Engagement rings from these two movements are somewhat rare today. The Arts and Crafts movement rarely used precious stones, like diamonds, and the metal of choice was usually silver. While some rings from this era undoubtedly served as engagement rings, there is no definitive engagement ring style.
The Art Nouveau period lasted from about 1890 to 1919, and overlapped substantially with the Edwardian period. Craftsmanship and design took center stage during this period, and free flowing, asymmetrical lines were the dominant motif.
These periods were also known for the use of materials like horn and plique-a-jour enamel—elements not really associated with engagement rings. It is much more likely that engagement rings from this time period would fit the design elements of the Victorian and Edwardian eras that they overlap.
Edwardian Engagement Rings

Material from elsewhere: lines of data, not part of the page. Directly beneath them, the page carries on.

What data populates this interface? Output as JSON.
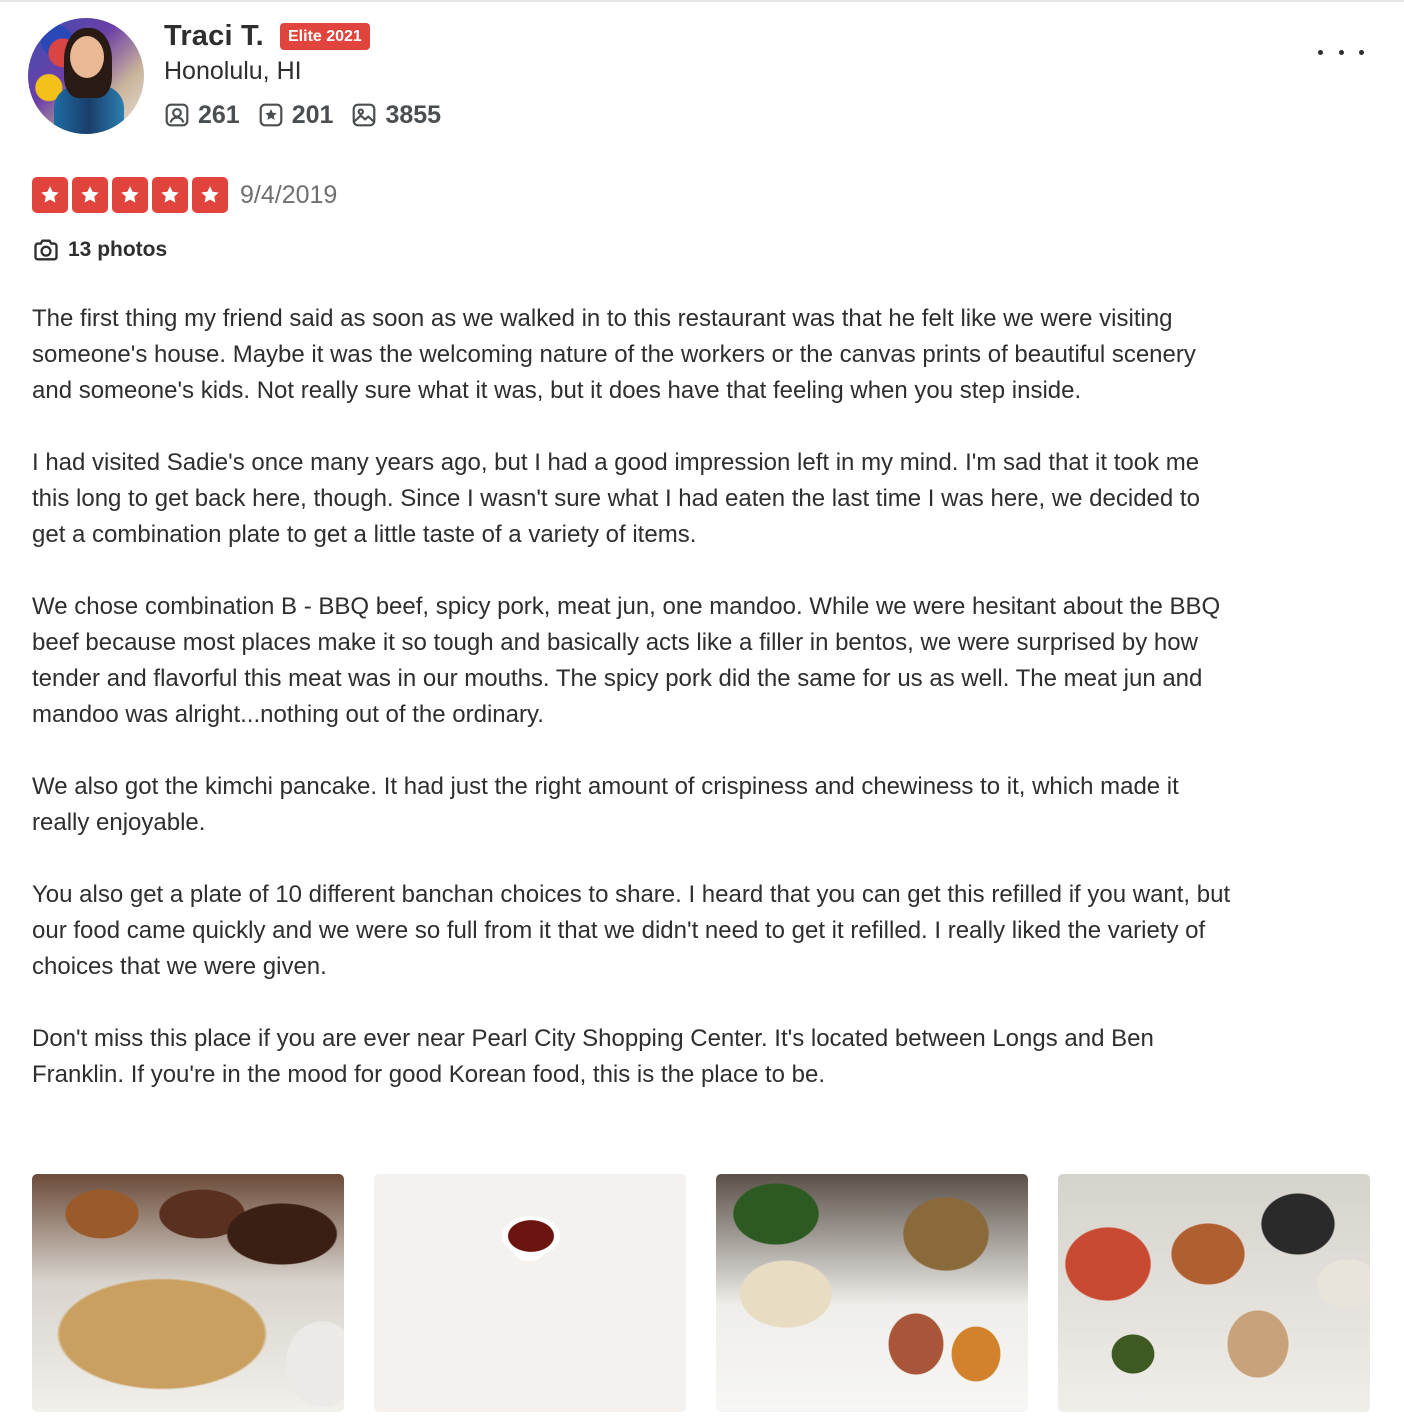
{
  "colors": {
    "accent_red": "#e0443c",
    "star_red": "#e0443c",
    "text_primary": "#2d2e2f",
    "text_secondary": "#6e7072"
  },
  "reviewer": {
    "name": "Traci T.",
    "elite_badge": "Elite 2021",
    "location": "Honolulu, HI",
    "stats": {
      "friends": "261",
      "reviews": "201",
      "photos": "3855"
    },
    "stat_icons": [
      "friends-icon",
      "reviews-icon",
      "photos-icon"
    ],
    "avatar_icon": "avatar"
  },
  "more_menu_icon": "more-options-icon",
  "rating": {
    "stars": 5,
    "max_stars": 5,
    "date": "9/4/2019"
  },
  "photos_link": {
    "icon": "camera-icon",
    "label": "13 photos"
  },
  "review": {
    "paragraphs": [
      "The first thing my friend said as soon as we walked in to this restaurant was that he felt like we were visiting someone's house.  Maybe it was the welcoming nature of the workers or the canvas prints of beautiful scenery and someone's kids.  Not really sure what it was, but it does have that feeling when you step inside.",
      "I had visited Sadie's once many years ago, but I had a good impression left in my mind.  I'm sad that it took me this long to get back here, though.  Since I wasn't sure what I had eaten the last time I was here, we decided to get a combination plate to get a little taste of a variety of items.",
      "We chose combination B - BBQ beef, spicy pork, meat jun, one mandoo.  While we were hesitant about the BBQ beef because most places make it so tough and basically acts like a filler in bentos, we were surprised by how tender and flavorful this meat was in our mouths.  The spicy pork did the same for us as well.  The meat jun and mandoo was alright...nothing out of the ordinary.",
      "We also got the kimchi pancake.  It had just the right amount of crispiness and chewiness to it, which made it really enjoyable.",
      "You also get a plate of 10 different banchan choices to share.  I heard that you can get this refilled if you want, but our food came quickly and we were so full from it that we didn't need to get it refilled.  I really liked the variety of choices that we were given.",
      "Don't miss this place if you are ever near Pearl City Shopping Center.  It's located between Longs and Ben Franklin.  If you're in the mood for good Korean food, this is the place to be."
    ]
  }
}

During the Edwardian period, which lasted from 1900 to 1920, diamonds and platinum became extremely popular. Engagement rings featured delicate, lacy designs, particularly bow and garland motifs, with stones often surrounded by milgraining, or tiny beads along the edges of the ring.
Although diamonds remained popular in the Edwardian era, amethysts, sapphires, garnets, black opals, and aquamarines were also used, often as surrounding stones for a featured diamond centerpiece.
Art Deco Engagement Rings
Art Deco styles prevailed through the 1920s and 30s, and are easily recognized by their bold geometric patterns and colors. In addition to diamonds, emeralds, sapphires, and rubies were the most widely used gemstones, and sharp, straight lines were prevalent. Filigree and milgrain work helped to highlight Egyptian, African, and American Indian influenced designs.
Traditional old mine cuts and old European cuts were still prevalent, but styles including shield shapes and calibre cuts were also gradually employed.
Selling an Antique Engagement Ring
If you have an antique engagement ring that you would like to sell for a substantial cash offer, please contact Diamond Estate Jewelry Buyers today for a free consultation and ring appraisal. To learn more, please visit our article: How to Sell Estate Jewelry.